SOLAR PHENOMENA. The Sun enters Libra at 6 m. after 9 in the evening of the 23d of this month, and rises and sets at the following times. Proportion will give the intermediate epochs very nearly.
TABLE Of the Sun's Rising and Setting for every fifth Day. September 1st, Sun rises 14 m. after 5. Sets 46 m. past 6
6th, ............. 24 .......... 5 ........ 36 ......... 6 Ilth, ............ 34 .......... 5 ........ 26 ... ... ... 16th, ............ 43 .......... 5 ....... 17 ......... 6 21st, ............ 52 .......... 5 ........ 18 .......... 6
Equation of Time. When the following numbers are applied as directed to apparent time, they will give the hour which should, at the same instant, be indicated by a well regulated clock. The intermediate corrections must be found by proportion.
.................................. 3 15
Phases of the Moon.
Moon's Passage over the Meridian. The following have been selected from the Moon's passages this month, as affording the best opportunities for observation, should the atmosphere prove clear in that direction, viz. September 11th, at 23 m. after 5 in the evening
12th, ... 15 ......... 6 ..........
in the morning
30th, ... 39
Phases of Venus. Venus attains her greatest brilliancy in the early part of this month, and now exhibits a celestial object of great beauty.
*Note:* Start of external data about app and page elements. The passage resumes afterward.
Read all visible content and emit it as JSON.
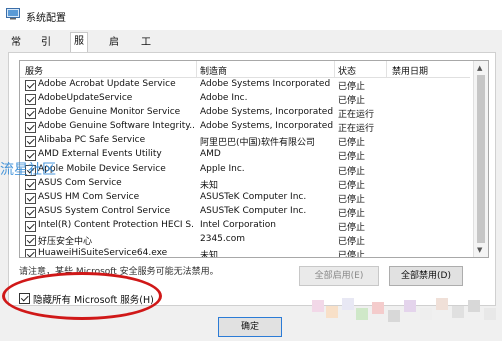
{
  "window": {
    "title": "系统配置"
  },
  "tabs": [
    "常规",
    "引导",
    "服务",
    "启动",
    "工具"
  ],
  "columns": {
    "service": "服务",
    "manufacturer": "制造商",
    "status": "状态",
    "disabled_date": "禁用日期"
  },
  "services": [
    {
      "name": "Adobe Acrobat Update Service",
      "manufacturer": "Adobe Systems Incorporated",
      "status": "已停止",
      "date": ""
    },
    {
      "name": "AdobeUpdateService",
      "manufacturer": "Adobe Inc.",
      "status": "已停止",
      "date": ""
    },
    {
      "name": "Adobe Genuine Monitor Service",
      "manufacturer": "Adobe Systems, Incorporated",
      "status": "正在运行",
      "date": ""
    },
    {
      "name": "Adobe Genuine Software Integrity...",
      "manufacturer": "Adobe Systems, Incorporated",
      "status": "正在运行",
      "date": ""
    },
    {
      "name": "Alibaba PC Safe Service",
      "manufacturer": "阿里巴巴(中国)软件有限公司",
      "status": "已停止",
      "date": ""
    },
    {
      "name": "AMD External Events Utility",
      "manufacturer": "AMD",
      "status": "已停止",
      "date": ""
    },
    {
      "name": "Apple Mobile Device Service",
      "manufacturer": "Apple Inc.",
      "status": "已停止",
      "date": ""
    },
    {
      "name": "ASUS Com Service",
      "manufacturer": "未知",
      "status": "已停止",
      "date": ""
    },
    {
      "name": "ASUS HM Com Service",
      "manufacturer": "ASUSTeK Computer Inc.",
      "status": "已停止",
      "date": ""
    },
    {
      "name": "ASUS System Control Service",
      "manufacturer": "ASUSTeK Computer Inc.",
      "status": "已停止",
      "date": ""
    },
    {
      "name": "Intel(R) Content Protection HECI S...",
      "manufacturer": "Intel Corporation",
      "status": "已停止",
      "date": ""
    },
    {
      "name": "好压安全中心",
      "manufacturer": "2345.com",
      "status": "已停止",
      "date": ""
    },
    {
      "name": "HuaweiHiSuiteService64.exe",
      "manufacturer": "未知",
      "status": "已停止",
      "date": ""
    }
  ],
  "note": "请注意，某些 Microsoft 安全服务可能无法禁用。",
  "buttons": {
    "enable_all": "全部启用(E)",
    "disable_all": "全部禁用(D)",
    "ok": "确定"
  },
  "hide_ms": {
    "label": "隐藏所有 Microsoft 服务(H)",
    "checked": true
  },
  "watermark": "流星社区"
}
By referring to page 51 of our volume for 1819, it will be seen, that, on account of the great variation in the distance of this planet from the earth, her maximum brightness takes place when 3.1908 digits of her diameter is illuminated.
The difference in her appearance will not, however, be very great for a few days, and therefore, if the atmosphere be serene and clear, she will be uncommonly brilliant all the first half of this month.
Sept. ist. s Illuminated part = 3.43776 digits
Now are the beautiful lines of Mrs. Barbauld peculiarly applicable to this planet; and we think our readers will scarcely fail to perceive something like the soft brilliancy of her light in the touching sweetness of the poetry.
Fair Venus shines,
Eclipses of Jupiter's Satellites. The following are the visible eclipses of the first two of these small bodies this month, viz.
19th .... 41 . , 45 ....l . . . .
26th .... 35. . 10 .... 3 . . . . Second Satellite, 8th .... 5.. 6....3....
13th 19th 25th
h. m. i 16
h. m. Mercury i 5 aft.
1 30 Venus 2 23 aft. 2 11
1 11 Mars 9 18 mor.
9 6 90 8 53 Jupiter 7 47 mor.
6 35 Saturn 4 48 mor. 4 29
3 23 G. Sidus 7.53 aft, 7 31
7 10 6 48 6 27
ALTITUDES. Mercury 40°30'
360 81 320 41 28024 25018 Venus 26 46
23 14 22 13 21 52 Mars 60 10
58 39 57 46 56 50 Jupiter 63 33
63 28 63 25 63 23 Saturn 54 59
54 50 G. Sidus 14 53 14 53
14 53 14 53 14 53 Other Phenomena. The Moon will be in conjunction with Mars at 57 m. past 9 in the evening of the 1st of this month. Saturn will be stationary on the 7th; and the Moon will be in conjunction with Venus at 18 m. after 7 in the evening of the same day. She will also be in conjunction with a in Scorpio at 12 m. past 8 in the